Participate in an Online Wellness Challenge
We live in an era where connections and community can be formed digitally too. A positive blend of health and digital community can be made by participating in an online wellness challenge. Whether the challenge is to reach your healthy weight, transition to a more plant-based diet, or incorporate more yoga or meditation into your week, working toward a personal health goal is sometimes easier when you have the accountability and support of a group trying to achieve the same thing.
To get started, you can search for groups specific to the goal you are trying to achieve via social media groups or contact your local fitness or yoga centers to see if they are hosting any online (or hybrid online and in-person) wellness challenges. Another option is to create your own challenge and invite others to join you.
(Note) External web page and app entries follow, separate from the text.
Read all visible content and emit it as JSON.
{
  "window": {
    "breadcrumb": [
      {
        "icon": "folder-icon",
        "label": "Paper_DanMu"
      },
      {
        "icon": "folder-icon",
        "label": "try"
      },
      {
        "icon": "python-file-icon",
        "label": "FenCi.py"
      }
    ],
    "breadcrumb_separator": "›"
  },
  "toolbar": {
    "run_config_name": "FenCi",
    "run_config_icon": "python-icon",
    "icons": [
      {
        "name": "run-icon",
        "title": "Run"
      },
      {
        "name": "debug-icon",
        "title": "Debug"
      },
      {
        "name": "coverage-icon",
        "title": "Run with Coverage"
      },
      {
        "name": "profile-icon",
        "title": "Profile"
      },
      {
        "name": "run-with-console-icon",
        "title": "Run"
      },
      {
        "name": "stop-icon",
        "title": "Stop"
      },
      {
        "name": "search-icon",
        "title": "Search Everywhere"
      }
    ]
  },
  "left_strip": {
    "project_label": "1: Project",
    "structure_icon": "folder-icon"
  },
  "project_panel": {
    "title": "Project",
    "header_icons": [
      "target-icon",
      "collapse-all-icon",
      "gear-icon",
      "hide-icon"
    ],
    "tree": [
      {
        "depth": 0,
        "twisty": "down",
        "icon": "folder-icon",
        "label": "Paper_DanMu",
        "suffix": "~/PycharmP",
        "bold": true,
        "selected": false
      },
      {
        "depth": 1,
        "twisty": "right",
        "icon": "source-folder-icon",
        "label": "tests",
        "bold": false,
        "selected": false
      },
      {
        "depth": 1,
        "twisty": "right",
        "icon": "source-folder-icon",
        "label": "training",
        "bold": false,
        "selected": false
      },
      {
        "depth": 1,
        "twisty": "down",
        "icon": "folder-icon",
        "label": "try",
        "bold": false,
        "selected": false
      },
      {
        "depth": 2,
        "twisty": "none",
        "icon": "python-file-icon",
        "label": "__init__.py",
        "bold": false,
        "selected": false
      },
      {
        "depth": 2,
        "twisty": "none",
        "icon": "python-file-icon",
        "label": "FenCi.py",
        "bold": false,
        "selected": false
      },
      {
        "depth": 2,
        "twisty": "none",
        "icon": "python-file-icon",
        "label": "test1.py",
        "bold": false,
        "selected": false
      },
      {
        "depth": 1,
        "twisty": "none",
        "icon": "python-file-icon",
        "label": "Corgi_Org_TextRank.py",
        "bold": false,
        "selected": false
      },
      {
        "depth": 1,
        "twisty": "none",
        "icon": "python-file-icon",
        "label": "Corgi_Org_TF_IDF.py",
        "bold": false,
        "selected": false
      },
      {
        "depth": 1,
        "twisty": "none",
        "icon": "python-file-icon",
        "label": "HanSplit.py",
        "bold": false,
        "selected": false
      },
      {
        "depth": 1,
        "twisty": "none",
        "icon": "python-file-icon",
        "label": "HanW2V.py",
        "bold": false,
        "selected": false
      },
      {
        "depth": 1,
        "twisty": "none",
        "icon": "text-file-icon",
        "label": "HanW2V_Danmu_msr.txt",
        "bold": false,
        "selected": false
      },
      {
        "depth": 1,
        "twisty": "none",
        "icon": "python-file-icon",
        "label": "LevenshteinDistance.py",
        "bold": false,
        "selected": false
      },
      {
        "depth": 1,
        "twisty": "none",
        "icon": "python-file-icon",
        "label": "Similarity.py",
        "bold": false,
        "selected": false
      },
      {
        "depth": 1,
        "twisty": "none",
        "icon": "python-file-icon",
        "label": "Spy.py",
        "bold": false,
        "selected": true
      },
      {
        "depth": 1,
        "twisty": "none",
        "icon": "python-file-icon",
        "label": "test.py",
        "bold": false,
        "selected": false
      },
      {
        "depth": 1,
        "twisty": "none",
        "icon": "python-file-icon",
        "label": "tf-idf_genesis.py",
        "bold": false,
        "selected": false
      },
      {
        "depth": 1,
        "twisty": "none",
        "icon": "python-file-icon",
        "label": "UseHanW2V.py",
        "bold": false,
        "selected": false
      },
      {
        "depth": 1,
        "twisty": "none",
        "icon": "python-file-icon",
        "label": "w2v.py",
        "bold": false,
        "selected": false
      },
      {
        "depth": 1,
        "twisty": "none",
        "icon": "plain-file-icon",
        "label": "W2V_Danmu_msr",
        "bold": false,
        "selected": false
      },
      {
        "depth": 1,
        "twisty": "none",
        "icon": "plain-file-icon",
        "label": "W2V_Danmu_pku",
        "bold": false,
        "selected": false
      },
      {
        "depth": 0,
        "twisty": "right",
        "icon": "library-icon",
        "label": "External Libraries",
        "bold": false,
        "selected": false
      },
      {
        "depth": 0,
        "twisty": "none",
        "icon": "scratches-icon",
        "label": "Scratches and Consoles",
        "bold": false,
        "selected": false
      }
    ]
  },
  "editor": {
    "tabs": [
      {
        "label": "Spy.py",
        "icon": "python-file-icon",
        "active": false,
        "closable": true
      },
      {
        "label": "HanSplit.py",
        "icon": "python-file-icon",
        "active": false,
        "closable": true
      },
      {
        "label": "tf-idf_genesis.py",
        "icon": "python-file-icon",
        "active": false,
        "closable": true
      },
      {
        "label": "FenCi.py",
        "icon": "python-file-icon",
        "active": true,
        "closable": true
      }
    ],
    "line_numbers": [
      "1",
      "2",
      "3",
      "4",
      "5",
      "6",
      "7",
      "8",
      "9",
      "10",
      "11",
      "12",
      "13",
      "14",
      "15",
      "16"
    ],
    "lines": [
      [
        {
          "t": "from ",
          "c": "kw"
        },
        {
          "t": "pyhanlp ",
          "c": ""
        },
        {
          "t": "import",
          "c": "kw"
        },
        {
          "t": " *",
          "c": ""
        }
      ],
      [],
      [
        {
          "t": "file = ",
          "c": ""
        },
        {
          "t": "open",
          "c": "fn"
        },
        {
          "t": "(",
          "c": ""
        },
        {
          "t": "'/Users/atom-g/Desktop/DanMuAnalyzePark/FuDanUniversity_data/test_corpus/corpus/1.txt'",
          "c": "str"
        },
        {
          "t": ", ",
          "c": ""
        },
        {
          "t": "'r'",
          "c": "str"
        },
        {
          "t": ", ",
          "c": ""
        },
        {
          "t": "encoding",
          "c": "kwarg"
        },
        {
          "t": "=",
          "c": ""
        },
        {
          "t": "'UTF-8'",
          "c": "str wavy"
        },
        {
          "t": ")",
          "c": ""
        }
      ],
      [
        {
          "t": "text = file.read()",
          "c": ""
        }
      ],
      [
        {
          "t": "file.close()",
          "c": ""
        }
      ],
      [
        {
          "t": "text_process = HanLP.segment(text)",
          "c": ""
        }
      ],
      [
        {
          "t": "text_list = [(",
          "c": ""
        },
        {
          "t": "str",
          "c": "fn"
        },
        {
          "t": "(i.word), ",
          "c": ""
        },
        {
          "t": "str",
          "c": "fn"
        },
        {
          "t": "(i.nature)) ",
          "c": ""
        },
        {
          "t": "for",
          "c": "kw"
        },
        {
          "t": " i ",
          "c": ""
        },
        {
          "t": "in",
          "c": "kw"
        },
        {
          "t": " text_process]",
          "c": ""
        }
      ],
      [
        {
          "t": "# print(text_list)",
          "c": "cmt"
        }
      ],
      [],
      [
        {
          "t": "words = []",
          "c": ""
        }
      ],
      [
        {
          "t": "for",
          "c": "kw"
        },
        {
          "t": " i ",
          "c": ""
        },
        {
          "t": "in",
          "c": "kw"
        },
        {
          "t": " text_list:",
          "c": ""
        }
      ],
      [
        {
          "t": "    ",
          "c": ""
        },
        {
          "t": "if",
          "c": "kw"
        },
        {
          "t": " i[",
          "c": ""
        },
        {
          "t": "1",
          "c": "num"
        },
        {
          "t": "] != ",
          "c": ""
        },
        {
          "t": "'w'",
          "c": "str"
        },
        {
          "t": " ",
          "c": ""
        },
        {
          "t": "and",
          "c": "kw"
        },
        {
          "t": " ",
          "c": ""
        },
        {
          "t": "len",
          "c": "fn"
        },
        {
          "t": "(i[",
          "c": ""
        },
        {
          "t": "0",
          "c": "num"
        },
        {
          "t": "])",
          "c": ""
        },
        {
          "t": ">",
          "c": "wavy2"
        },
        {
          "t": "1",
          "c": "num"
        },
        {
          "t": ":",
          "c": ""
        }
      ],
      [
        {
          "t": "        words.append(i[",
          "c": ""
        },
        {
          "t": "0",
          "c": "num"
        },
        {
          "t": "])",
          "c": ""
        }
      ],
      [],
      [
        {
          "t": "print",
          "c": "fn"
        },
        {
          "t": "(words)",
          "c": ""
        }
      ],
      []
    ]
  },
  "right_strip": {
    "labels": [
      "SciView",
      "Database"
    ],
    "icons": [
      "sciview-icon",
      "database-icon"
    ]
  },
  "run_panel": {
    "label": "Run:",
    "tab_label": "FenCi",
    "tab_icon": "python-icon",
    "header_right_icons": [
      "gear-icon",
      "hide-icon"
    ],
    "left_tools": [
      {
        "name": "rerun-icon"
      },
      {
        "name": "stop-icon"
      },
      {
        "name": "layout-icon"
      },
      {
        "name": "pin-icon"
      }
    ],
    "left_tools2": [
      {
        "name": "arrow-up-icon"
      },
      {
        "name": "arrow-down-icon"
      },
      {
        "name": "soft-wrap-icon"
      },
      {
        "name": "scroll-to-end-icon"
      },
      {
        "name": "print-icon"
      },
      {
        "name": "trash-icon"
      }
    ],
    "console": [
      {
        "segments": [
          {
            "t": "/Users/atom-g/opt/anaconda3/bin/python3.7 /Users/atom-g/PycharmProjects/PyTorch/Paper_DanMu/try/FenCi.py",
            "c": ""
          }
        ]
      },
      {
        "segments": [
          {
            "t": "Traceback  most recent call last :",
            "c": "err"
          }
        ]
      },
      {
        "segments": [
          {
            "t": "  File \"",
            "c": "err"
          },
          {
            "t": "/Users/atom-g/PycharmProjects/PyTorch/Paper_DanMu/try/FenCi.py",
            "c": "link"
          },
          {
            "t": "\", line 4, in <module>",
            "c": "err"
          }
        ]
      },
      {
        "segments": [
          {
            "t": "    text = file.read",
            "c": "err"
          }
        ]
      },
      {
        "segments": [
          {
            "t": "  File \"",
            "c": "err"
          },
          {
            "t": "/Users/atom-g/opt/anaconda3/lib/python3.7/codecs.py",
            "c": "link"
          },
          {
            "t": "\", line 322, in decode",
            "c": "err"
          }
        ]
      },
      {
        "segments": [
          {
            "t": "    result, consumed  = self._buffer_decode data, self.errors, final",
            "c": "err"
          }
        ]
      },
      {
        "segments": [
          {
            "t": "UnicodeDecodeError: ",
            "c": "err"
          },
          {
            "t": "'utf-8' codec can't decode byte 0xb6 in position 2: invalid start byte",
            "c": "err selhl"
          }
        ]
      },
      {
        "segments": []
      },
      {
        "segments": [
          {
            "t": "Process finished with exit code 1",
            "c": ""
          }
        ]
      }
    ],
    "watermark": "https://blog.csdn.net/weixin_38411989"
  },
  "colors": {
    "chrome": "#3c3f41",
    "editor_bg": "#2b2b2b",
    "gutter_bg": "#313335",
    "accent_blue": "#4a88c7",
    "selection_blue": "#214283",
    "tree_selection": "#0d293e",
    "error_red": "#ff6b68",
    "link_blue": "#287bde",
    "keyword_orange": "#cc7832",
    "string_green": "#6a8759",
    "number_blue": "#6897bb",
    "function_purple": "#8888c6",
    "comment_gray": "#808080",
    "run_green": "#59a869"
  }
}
Book a Retreat
Booking a retreat is a gift to yourself that has the potential to keep on giving. Retreats are immersive and intensive, and often relationships and bonds are formed quickly. Most of the time, there are a lot of commonalities or complementary attributes and interests between retreat attendees. Plus, sometimes retreats just have a way of bringing people who need to be in each other lives for one reason or another together. There are all different types of retreats, including virtual ones, for all different interests, purposes, and budgets.
Volunteer Your Time
While the intention of volunteering is to help others (human or non-human), the act itself can benefit the volunteer. It is not an uncommon sentiment amongst volunteers to feel that they’ve gotten more out of the experience than they gave. Volunteering is undeniably rewarding; it is a win-win for everyone involved. Studies have shown that regular volunteering can have both mental and physical health benefits, including lowering blood pressure, reducing stress levels, and providing a sense of social connection, an antidote to isolation. 2
The easiest way to find community in volunteer work is to find an ongoing volunteer opportunity doing something meaningful to you. In doing so, you will likely meet other volunteers and form connections with the individuals whom you are donating your time, compassion, and self to.
Umberson D, Montez JK. (2010). Social Relationships and Health: A flashpoint for health policy. Journal of health and social behavior. PubMed Central.
Watson S. (2013). Volunteering may be good for body and mind. Harvard Health.